[Opening The data section]

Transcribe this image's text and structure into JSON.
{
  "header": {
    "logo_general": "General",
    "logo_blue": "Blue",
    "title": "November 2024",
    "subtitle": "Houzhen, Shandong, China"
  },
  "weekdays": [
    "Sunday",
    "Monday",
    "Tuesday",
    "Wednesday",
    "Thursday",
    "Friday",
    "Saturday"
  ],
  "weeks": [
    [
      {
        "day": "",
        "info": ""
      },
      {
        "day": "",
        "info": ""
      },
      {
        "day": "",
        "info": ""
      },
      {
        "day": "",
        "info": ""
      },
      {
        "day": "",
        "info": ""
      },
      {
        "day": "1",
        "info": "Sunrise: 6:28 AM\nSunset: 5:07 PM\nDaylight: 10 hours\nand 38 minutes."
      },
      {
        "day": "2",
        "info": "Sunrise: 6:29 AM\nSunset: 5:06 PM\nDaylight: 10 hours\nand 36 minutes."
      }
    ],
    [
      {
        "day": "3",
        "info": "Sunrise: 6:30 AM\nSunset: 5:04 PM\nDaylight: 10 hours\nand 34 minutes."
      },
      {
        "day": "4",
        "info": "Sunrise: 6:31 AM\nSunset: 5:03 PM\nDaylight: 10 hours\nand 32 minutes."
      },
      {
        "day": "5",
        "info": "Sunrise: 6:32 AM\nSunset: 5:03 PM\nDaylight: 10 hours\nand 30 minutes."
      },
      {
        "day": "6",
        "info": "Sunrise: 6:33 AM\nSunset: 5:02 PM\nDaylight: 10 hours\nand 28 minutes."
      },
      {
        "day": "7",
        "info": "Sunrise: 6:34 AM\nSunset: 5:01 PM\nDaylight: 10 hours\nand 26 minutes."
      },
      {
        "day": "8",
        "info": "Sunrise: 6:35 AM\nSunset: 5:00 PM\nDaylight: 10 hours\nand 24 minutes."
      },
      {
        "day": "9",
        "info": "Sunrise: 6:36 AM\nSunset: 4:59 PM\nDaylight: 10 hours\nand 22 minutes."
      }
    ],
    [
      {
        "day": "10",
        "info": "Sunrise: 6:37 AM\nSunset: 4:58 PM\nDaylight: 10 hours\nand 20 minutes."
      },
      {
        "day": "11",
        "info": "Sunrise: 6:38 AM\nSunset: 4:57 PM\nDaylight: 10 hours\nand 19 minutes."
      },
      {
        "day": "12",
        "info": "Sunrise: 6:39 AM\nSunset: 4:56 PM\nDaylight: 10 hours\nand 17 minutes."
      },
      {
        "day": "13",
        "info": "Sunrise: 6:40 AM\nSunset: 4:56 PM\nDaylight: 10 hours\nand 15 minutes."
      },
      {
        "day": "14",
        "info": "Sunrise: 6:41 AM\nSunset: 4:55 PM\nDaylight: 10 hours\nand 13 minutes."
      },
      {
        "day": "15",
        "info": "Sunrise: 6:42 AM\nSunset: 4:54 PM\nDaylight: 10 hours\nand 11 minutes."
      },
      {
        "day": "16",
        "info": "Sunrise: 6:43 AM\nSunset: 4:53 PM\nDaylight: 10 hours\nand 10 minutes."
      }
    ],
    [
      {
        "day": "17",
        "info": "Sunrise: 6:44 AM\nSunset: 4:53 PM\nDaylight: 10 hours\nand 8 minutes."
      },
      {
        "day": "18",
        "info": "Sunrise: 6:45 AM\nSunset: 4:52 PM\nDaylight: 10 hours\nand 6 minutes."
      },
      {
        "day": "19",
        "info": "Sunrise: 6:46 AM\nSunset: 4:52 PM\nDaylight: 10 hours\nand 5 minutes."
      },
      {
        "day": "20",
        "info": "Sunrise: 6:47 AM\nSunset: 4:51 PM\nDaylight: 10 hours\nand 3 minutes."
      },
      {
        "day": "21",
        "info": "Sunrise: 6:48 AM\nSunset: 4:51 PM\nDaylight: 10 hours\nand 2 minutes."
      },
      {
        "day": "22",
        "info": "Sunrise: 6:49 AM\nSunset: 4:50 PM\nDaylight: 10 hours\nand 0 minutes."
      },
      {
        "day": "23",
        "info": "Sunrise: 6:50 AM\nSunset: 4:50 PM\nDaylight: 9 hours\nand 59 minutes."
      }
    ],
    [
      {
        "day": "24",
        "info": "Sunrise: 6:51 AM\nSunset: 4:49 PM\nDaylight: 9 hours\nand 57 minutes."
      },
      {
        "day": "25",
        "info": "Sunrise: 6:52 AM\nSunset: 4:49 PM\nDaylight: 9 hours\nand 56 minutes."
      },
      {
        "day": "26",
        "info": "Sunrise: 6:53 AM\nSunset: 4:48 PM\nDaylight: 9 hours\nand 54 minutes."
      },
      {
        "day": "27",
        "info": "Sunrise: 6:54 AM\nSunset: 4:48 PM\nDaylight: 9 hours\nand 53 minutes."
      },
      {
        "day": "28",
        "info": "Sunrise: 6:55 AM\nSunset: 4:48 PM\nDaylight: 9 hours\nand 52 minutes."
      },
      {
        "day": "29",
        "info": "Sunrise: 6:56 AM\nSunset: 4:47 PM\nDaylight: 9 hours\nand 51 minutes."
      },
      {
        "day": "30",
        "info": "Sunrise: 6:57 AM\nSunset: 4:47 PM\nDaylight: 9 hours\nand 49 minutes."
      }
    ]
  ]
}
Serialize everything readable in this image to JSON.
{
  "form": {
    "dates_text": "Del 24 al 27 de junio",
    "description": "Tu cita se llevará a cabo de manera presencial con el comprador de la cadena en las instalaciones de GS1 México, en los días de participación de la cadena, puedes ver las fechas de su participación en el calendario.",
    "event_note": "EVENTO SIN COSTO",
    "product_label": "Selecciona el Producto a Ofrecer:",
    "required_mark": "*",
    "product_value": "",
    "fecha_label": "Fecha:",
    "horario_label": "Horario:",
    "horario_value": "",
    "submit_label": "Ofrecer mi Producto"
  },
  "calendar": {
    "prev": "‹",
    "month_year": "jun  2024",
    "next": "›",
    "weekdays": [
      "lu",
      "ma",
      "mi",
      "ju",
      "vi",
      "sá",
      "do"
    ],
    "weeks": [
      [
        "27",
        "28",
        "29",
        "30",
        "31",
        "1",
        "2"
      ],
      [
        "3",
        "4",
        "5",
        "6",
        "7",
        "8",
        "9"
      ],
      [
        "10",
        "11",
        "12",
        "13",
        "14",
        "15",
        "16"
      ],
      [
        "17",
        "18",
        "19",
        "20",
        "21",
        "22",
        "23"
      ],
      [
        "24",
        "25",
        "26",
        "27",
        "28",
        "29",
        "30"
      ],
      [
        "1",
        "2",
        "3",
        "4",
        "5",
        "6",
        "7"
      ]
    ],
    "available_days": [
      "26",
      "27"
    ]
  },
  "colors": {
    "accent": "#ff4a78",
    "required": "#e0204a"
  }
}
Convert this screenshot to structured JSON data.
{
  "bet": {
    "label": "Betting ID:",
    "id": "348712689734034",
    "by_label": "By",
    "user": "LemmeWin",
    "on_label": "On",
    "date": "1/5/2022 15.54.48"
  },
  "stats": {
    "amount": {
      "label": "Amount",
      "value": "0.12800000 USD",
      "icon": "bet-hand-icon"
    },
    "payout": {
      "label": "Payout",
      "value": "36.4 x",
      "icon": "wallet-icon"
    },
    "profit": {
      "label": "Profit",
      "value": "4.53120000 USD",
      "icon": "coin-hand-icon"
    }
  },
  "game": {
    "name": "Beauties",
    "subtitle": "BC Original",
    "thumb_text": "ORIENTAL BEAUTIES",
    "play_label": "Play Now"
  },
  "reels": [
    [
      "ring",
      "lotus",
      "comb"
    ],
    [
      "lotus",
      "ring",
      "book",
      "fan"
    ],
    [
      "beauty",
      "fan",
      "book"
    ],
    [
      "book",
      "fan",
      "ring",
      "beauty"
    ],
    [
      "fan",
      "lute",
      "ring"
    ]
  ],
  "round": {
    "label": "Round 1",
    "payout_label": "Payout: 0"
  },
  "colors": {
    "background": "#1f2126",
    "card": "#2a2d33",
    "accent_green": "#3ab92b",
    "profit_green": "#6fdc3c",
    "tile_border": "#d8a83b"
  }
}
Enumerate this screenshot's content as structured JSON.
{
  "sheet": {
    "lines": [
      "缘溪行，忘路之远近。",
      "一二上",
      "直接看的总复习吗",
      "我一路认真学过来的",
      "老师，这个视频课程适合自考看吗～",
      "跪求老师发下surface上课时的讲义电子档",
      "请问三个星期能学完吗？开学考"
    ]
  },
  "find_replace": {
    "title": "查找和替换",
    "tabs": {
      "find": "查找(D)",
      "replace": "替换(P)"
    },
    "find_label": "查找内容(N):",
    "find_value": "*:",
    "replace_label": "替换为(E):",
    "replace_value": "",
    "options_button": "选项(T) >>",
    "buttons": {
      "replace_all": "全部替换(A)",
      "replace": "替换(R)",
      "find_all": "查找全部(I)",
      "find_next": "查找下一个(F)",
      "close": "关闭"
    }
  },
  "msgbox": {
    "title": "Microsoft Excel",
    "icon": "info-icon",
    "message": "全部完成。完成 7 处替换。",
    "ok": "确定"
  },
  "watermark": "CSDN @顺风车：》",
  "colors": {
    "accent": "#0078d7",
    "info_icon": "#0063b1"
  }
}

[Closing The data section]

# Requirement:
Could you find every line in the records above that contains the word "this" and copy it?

# Solved problem:
Transcribe this image's text and structure into JSON.
Serialize everything readable in this image to JSON.
Convert this screenshot to structured JSON data.
Enumerate this screenshot's content as structured JSON.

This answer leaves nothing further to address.